Material supplied START
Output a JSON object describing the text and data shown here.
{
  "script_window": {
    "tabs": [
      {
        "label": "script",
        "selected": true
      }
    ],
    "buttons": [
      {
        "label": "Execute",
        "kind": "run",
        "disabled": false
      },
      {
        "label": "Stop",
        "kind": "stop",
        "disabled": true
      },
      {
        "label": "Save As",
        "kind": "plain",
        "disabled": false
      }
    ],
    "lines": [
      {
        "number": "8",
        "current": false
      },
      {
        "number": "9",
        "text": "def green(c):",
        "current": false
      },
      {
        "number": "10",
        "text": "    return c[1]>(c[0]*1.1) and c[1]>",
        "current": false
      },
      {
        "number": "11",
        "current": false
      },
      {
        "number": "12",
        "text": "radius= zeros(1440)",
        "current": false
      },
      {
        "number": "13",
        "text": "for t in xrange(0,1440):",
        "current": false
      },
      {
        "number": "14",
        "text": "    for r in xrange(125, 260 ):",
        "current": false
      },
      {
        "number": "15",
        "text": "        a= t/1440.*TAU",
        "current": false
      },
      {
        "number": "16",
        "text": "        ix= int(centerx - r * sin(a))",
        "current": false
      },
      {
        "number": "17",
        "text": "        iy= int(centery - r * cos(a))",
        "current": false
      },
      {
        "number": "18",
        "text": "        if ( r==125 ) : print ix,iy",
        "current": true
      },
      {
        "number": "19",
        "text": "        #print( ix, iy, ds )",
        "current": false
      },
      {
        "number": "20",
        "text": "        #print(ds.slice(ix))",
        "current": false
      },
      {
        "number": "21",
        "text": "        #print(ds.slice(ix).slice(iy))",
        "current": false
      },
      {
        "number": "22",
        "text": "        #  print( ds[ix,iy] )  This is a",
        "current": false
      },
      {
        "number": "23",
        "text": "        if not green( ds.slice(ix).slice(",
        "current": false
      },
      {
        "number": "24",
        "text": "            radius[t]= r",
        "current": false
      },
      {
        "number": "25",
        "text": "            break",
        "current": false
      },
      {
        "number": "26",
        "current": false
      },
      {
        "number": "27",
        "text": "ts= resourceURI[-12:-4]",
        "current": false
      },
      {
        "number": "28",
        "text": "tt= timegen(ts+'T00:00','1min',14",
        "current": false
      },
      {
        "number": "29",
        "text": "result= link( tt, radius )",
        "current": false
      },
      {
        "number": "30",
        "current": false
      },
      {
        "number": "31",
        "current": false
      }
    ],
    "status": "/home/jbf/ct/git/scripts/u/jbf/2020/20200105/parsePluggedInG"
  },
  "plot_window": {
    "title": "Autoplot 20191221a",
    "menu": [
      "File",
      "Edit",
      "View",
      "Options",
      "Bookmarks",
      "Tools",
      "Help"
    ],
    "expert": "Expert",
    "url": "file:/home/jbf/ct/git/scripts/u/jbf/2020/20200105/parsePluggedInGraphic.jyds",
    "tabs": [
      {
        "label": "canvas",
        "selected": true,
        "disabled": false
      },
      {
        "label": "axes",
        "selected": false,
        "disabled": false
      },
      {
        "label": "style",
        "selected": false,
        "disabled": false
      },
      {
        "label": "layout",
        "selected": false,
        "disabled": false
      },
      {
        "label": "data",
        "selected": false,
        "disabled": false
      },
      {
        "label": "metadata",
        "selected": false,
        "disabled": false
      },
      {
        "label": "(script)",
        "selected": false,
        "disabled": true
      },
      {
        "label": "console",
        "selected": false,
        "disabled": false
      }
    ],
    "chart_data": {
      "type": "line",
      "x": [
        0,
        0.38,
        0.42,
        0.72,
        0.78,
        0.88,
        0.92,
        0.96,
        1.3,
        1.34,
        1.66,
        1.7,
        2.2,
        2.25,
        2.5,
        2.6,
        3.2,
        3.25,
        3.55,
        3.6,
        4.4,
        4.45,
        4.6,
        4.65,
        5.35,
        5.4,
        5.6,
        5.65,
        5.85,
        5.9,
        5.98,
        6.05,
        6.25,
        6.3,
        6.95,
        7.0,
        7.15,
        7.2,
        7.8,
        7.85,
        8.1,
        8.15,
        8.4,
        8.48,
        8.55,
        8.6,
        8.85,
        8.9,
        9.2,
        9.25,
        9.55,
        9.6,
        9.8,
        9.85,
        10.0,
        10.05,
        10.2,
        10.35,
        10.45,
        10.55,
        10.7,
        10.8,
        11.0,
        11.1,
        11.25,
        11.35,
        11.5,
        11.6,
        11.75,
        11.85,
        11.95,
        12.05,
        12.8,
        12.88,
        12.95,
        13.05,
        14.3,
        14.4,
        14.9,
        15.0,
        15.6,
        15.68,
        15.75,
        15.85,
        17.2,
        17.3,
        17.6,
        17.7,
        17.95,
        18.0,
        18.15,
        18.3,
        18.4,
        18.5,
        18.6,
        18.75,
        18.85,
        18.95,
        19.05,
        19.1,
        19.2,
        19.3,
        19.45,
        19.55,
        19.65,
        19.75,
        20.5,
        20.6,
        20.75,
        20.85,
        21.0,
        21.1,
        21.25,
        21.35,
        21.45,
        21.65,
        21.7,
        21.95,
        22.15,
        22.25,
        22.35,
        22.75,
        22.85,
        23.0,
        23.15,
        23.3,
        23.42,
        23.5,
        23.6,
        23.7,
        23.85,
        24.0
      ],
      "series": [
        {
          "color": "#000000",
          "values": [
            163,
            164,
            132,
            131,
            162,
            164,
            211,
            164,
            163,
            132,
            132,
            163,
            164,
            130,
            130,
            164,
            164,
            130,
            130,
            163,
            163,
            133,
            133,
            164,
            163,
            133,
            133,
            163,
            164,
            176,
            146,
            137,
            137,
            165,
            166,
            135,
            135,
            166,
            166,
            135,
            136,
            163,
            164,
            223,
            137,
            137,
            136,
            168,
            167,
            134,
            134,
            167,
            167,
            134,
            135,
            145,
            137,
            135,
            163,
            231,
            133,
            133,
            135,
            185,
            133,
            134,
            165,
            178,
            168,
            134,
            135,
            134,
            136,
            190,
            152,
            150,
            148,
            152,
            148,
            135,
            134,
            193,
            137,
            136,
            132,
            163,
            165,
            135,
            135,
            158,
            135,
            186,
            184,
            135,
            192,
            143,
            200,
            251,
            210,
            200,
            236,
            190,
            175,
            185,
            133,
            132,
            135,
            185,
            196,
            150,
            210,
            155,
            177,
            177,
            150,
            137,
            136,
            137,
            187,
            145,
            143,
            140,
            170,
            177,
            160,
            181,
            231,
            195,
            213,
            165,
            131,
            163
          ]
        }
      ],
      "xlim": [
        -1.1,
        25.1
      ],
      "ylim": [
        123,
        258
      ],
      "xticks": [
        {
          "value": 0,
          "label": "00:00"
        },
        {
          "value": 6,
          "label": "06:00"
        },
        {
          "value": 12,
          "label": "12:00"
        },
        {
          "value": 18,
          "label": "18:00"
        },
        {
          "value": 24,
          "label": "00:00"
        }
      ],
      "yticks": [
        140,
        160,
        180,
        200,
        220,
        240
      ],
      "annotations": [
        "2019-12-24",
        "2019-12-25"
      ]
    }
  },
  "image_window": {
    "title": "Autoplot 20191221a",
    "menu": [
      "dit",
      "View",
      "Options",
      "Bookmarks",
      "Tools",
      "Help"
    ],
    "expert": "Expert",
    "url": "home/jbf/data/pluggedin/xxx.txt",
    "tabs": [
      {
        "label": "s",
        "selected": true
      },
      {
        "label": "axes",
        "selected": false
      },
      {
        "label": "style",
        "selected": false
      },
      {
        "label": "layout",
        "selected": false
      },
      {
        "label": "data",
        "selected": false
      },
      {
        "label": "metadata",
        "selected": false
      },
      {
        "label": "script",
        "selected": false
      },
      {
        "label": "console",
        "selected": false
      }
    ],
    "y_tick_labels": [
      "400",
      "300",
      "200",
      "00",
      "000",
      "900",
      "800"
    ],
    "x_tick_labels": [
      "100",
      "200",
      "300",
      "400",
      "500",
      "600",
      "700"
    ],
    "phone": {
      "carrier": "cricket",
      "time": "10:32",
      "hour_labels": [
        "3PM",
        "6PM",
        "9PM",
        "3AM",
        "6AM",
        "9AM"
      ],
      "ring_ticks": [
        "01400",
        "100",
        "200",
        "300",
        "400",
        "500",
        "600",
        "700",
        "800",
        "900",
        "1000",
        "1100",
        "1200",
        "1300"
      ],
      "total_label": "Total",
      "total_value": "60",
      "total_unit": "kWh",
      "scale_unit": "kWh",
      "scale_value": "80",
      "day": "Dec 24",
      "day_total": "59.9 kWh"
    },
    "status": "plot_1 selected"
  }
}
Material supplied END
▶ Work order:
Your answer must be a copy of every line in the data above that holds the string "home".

▶ Response below:
    "status": "/home/jbf/ct/git/scripts/u/jbf/2020/20200105/parsePluggedInG"
    "url": "file:/home/jbf/ct/git/scripts/u/jbf/2020/20200105/parsePluggedInGraphic.jyds",
    "url": "home/jbf/data/pluggedin/xxx.txt",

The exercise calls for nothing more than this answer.